Monday, August 27, 2007

Saudade Revisited

Cero commented on my Saudade comments found on Beached Bones. I am printing my response here.

Nostalgia that is the word! But that word does not translate now does it. The whole problem is that Saudade, as a state of being, is the substantive representation of ‘an act’ in the continuous tense by implication, not to mention it is “sweet” by connotation.

Saudade is a state that is far more ethereal than Nostalgic or Nostalgia, which are both more concrete. You can buy Nostalgia in a Time Life Series of CD's at 3:30 in the a.m., or even eat it at Crackle Barrel at lunch time (I interviewed with their corporate representative at a job fair once. It was crazy. All the companies in Nashville just examined me, one Christian publisher asked for my pastor’s name, another Christian publisher’s human resource person just held in a giggle when I showed her my resume . . . but I digress).

Nostalgia is not an individual experience; we can all experience it in someway.

I do not know Portuguese very well, but saudade is an important word no? That is the problem I think I have with cross-cultural studies -- without a certain linguistic mastery, things kind of fall to pot . . . in a certain genteel and polite Afro-dandy way.

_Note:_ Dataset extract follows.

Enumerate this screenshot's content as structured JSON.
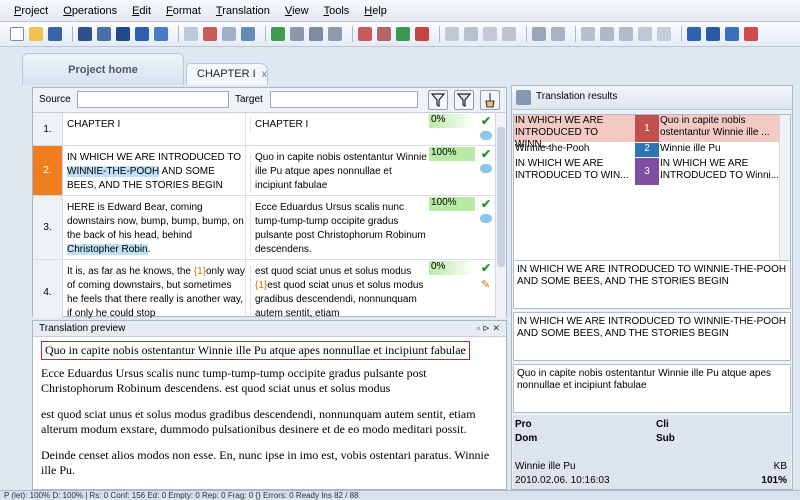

But yes, Saudade leading into a discussion of Nostalgia and the Post-Modern is very interesting. I am going to come back to you on that. I have a problem with the absolutism of the Post-Modern theorist in practice; no holes are allowed to be punched, so I think I cut myself off from many useful ideas in the end. And in the end, I have cut myself off from ever really feeling comfortable enough to finish a doctorate based on theoretical methods. I have been looking for a safe strait in navigating that ocean.

Damn! I used the word “useful” in that jargonized way. I vowed never to do that in writing after I finished my first MA.


Rent Party said...

I am also trying to figure it out! But am still just sort of awestruck.

John K said...

It's more like a deep feeling of longing, memory, nostalgie de la vie, sometimes sorrow-tinged joy all wrapped into one. I translated it as yearning or longing when I encountered it in Jean Wyllys's collection of stories, though I know there's much more to it than that.